View Full Version : Calling all cross-platform wizzkids!

10-23-2003, 02:01 AM
Hi everyone. I have a problem I need help to solve. I shall try to explain as best I can.

I work mainly on a mac for design work, and then convert the results into DXF for Vector to import on the PC.
I recently have been having problems with the Mac Hard disc. I decided to reformat.

I managed to transfer all my programs and data as follows.

First from the mac into a 100mb Zip, then, via a PC, to a cd.

I used AHEAD software with a drag and drop cd writer.

It took all day, but finally I "Saved" all the software, and reformatted the mac's hard disc.

Now when I come to reload the software, The mac doesnt recognise anything as an application, instead it seems to see everything as a document requiring a program to run it. There are literally dozens of small shareware and freeware programs I have downloaded from the web over the years which I use all the time to make my life easier, and they all come up with a blank icon and cannot open. Most of them are now irreplaceable.

Obviously the process of saving on the CD has changed them in some way, stripped them of some vital bit of code that tells the mac how to treat them.

They all appear to have the same size as before, and their names have not changed in any way.

Does anyone know what to do?
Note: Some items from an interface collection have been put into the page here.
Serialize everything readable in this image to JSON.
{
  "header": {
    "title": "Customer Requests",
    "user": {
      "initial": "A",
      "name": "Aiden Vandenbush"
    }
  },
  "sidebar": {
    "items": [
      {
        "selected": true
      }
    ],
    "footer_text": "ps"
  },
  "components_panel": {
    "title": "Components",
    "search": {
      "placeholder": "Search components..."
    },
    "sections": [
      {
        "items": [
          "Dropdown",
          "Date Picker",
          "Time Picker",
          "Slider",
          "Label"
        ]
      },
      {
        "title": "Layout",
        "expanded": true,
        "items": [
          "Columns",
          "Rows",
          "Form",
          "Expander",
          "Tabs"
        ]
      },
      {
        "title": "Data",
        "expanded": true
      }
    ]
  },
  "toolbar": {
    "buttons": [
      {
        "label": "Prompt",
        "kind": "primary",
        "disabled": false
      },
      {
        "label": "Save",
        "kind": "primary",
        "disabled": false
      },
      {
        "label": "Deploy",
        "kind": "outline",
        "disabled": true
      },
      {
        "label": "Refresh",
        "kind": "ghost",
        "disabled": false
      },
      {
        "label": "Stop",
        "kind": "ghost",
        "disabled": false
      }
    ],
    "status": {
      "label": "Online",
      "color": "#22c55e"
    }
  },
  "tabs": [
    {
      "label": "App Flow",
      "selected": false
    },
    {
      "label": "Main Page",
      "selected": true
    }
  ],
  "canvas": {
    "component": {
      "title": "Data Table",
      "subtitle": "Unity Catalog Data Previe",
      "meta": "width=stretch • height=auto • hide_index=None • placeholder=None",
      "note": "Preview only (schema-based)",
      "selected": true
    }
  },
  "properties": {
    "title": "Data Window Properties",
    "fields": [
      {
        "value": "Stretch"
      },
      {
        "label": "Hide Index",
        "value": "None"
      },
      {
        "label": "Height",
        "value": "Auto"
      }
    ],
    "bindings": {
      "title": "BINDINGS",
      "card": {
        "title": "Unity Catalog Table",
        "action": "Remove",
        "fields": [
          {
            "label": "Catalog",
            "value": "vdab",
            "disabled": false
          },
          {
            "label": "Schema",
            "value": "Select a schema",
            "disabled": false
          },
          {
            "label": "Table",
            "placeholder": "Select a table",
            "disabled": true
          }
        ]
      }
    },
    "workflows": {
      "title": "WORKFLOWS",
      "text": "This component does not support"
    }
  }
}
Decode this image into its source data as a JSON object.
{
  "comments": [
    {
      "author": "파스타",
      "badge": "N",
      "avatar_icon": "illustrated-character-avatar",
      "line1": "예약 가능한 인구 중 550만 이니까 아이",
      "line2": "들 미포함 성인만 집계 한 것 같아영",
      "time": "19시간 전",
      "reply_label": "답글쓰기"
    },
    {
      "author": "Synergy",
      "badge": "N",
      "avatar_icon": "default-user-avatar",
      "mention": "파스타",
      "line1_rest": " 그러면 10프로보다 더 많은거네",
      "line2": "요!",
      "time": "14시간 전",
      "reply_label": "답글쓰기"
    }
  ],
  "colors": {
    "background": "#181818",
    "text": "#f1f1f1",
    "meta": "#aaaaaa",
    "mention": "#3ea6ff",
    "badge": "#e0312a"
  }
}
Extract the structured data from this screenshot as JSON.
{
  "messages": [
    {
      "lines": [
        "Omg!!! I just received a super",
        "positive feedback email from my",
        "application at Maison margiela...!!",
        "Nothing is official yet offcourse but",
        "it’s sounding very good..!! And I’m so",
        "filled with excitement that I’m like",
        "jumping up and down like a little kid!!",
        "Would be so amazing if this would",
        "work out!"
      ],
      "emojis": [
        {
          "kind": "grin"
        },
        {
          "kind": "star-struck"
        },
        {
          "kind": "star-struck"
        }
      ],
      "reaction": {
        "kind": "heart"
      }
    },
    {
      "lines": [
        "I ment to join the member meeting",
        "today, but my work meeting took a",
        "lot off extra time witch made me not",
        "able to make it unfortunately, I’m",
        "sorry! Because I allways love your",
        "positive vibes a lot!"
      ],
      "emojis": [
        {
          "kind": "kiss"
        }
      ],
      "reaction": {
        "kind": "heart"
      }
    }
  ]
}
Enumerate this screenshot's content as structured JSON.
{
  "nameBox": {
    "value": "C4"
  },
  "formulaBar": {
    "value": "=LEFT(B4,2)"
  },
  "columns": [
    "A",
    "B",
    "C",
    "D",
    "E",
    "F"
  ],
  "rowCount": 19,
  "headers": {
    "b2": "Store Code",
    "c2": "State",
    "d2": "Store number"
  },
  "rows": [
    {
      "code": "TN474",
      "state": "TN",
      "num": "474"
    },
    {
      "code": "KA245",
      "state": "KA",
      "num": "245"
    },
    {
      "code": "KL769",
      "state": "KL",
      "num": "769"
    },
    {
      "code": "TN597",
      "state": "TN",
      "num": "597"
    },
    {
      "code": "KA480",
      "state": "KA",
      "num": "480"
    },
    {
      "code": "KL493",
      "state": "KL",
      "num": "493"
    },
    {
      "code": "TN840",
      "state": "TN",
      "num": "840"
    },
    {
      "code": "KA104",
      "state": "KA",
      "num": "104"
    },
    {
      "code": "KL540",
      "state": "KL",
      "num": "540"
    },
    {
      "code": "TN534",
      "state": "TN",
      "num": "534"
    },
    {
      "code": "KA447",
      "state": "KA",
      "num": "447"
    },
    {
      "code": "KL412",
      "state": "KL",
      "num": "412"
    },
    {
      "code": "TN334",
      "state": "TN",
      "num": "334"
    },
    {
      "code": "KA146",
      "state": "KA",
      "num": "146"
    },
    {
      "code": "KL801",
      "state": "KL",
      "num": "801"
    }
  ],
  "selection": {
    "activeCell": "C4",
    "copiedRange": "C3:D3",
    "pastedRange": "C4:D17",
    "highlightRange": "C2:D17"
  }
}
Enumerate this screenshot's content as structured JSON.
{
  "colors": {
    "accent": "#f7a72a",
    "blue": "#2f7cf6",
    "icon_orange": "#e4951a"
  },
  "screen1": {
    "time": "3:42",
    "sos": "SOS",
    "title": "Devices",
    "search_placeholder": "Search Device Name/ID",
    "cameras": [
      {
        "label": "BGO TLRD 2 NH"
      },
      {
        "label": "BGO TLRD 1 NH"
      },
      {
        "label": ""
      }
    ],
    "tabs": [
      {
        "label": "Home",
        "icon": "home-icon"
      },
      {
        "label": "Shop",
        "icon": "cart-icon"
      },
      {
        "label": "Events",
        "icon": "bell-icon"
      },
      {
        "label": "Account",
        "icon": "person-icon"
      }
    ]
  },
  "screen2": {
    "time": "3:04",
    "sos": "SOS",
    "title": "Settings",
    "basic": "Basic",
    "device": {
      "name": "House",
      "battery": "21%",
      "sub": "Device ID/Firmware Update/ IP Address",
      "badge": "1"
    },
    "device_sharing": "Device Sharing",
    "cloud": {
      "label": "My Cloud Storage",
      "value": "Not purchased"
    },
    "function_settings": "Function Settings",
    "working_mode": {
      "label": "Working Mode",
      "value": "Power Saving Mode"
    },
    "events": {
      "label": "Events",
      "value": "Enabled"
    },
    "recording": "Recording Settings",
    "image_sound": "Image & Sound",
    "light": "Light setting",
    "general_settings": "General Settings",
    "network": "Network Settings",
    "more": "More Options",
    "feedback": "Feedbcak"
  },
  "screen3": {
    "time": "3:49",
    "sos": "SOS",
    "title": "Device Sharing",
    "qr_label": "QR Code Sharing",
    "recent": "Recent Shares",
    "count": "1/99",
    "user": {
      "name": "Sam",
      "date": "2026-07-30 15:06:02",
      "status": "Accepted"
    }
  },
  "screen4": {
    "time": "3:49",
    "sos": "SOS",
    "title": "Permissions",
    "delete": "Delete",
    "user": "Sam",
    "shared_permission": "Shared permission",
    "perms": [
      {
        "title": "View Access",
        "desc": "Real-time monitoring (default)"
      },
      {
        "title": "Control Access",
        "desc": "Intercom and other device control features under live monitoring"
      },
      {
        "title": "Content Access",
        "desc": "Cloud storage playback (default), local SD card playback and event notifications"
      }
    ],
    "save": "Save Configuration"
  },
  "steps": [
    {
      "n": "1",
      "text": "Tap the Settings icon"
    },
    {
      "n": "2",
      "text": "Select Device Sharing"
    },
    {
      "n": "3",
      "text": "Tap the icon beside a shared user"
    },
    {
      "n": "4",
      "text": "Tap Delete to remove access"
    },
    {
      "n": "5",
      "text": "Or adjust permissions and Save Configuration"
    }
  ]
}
10-23-2003, 04:16 AM
Each file on a Macintosh has two forks: a resource fork and a data fork. The resource fork holds things like icons and string tables and code resources. Your CD writer on the PC did not save the resource fork. When you transfer a Macintosh file to a PC, you will probably lose the resource fork. That is generally true. It is possible to write a CD in Mac format. Your CD writer on your PC was probably set to write in ISO9660 or Joliet format. The best way to transfer files from a Macintosh to a PC is to compress everything into an archive file first on the Macintosh because that will save both the resource and data forks in the archive. If you had done that, you would have been able to transfer the archive from the Mac to the PC and then back to the Macintosh, uncompress it, and everything would have been fine. Since you didn't do that, you lost the resource forks. The Macintosh programs that you transferred will be unusable, and you'll have to install them again from the CD or download them again. However, you should be able to open data files from the program which created them. You won't be able to double-click on the data files to start the program, because you have lost the resource fork to those files. If you launch the Mac program first, and then open the data file from within the program and then save the file, that should restore the resource fork for that data file. It is possible to repair individual data files by opening them in ResEdit or Resorcerer and then setting their TYPE attributes to the program which created them. After that, it should be possible to double click on the data files to open them (if you have the program installed). Sorry for your loss.

10-23-2003, 05:04 AM
Hi Simon,

Assuming you had irreplaceable data/applications, I would try to salvage the data with data recovery software like VirtualLab (http://www.binarybiz.com/vlab/mac.php) - essentially unformatting your disk. Then do what Mike said- compress the data with something like StuffIt (Sit), then burn it on the PC. Format Mac drive, install UnStuffit, & restore the data with UnSit.

If you've written new data to the disk, those sectors may not be recoverable/unformattable.

If the cross platform stuff is getting old, or your tired of finding that apps you want won't work on a Mac, you may want to try Virtual PC for Mac (http://www.microsoft.com/mac/products/virtualpc/virtualpc.aspx?pid=virtualpc). At work, we were shocked to see some apps that we wrote for the PC worked fine on a Mac using this software. Supposedly, it also allows you to use cross platform files directly without conversions.


10-23-2003, 04:20 PM
Hi Mike and John

Thanks for your input. The problem seems to have solved itself by reversing the process, copying onto a zip first, and then back into the mac. The zip seems to reconstruct the applications in the way they were intended.
I noticed that while copying onto the PC, some strange files appeared called resource fork, which were invisible on the mac. Thanks to Mike I now understand what they were.


10-23-2003, 04:47 PM
Great. For a good historical explanation of Mac resource and data forks, click here (http://mail.gnu.org/archive/html/help-cfengine/2003-08/msg00059.html)